Eighteen months after declining to act on the issue, Evanston's Human Services Committee Monday will again be asked to support a resolution urging the state legislature to enact legislation to pemit medical aid in dying.
The concept, often referred to as death with dignity, has been adopted in nine states and the District of Columbia. In the language of the resolution, it would permit a terminally ill, mentally capable adult with six months or less to live to request a prescription for medication from a physician that the patient could choose to take for a peaceful death.
Addressing the committee in August 2018 Fay Clayton, an Evanston resident who's a member of a national organization called Compassion & Choices that advocates for such statutes, said the laws already adopted in the other states have strict safeguards and that there have been no reports of abuses in the 21 years since Oregon became the first state to adopt such a law.
Clayton has been joined in supporting the measure by another local activist, Oliver Ruff. In a video interview last fall, Ruff said some African Americans are concerned that supporting the proposed law would go against their religious beliefs.
"We're not saying we're going to coerce you in any way to promote anything you're not comfortable with," Ruff said. "Every decision is a personal decision and we respect that, we honor that."
Alderman Peter Braithwaite, 2nd Ward, is sponsoring the resolution that will go before the committee Monday.
Last time around, Alderman Robin Rue Simmons, 5th Ward, said she couldn't support the idea and Alderman Cicely Fleming, 9th Ward, said she didn't believe the city should spend time having its legal staff review resolutions on issues that the city doesn't control.
Earlier this month Alderman Judy Fiske, 1st Ward, objecting to council consideration of a resolution calling for a treaty prohibiting nuclear weapons, asked for the Rules Committee to establish a policy about spending time debating matters outside the city's control, suggesting she may share Fleming's reservations about the death with dignity resolution.
During the last debate, only Alderman Eleanor Revelle, 7th Ward, said she supported the resolution.
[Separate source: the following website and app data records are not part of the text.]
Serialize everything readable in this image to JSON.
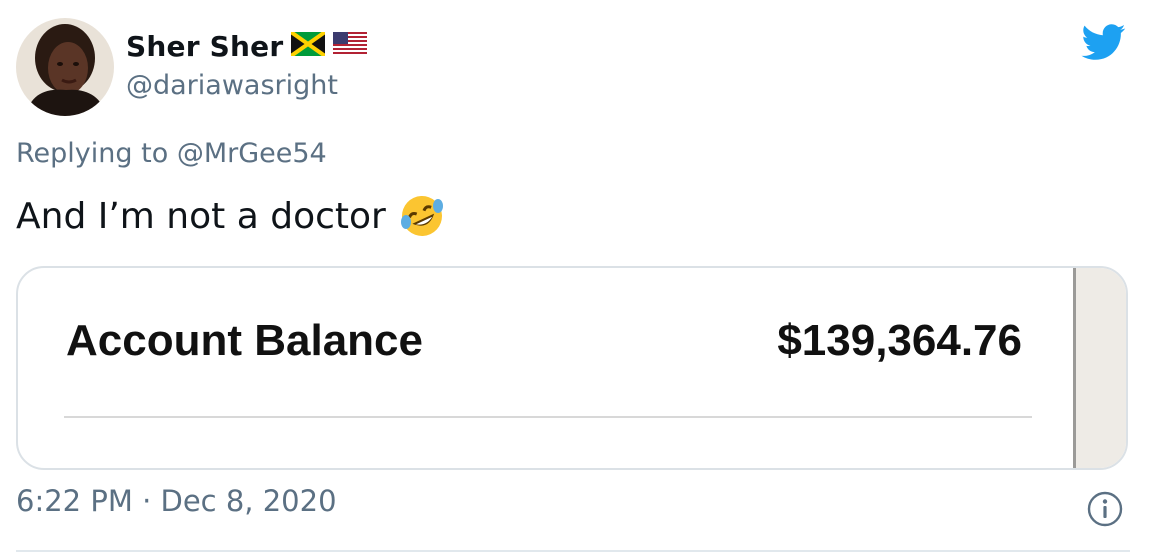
{
  "author": {
    "display_name": "Sher Sher",
    "handle": "@dariawasright",
    "flags": [
      "jamaica-flag-icon",
      "usa-flag-icon"
    ]
  },
  "brand": {
    "icon": "twitter-bird-icon",
    "color": "#1da1f2"
  },
  "reply": {
    "prefix": "Replying to",
    "mention": "@MrGee54"
  },
  "tweet": {
    "text": "And I’m not a doctor",
    "emoji": "rolling-on-floor-laughing-emoji"
  },
  "media": {
    "label": "Account Balance",
    "value": "$139,364.76"
  },
  "meta": {
    "timestamp": "6:22 PM · Dec 8, 2020",
    "info_icon": "info-icon"
  },
  "colors": {
    "text": "#0f1419",
    "secondary": "#5b7083",
    "border": "#dbe1e6"
  }
}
But she said it appeared that "a lot of education needs to be done" before the City Council might be ready to adopt it.
Braithwaite, Fiske, Fleming, Revelle and Rue Simmons are the five members of the Human Services Committee.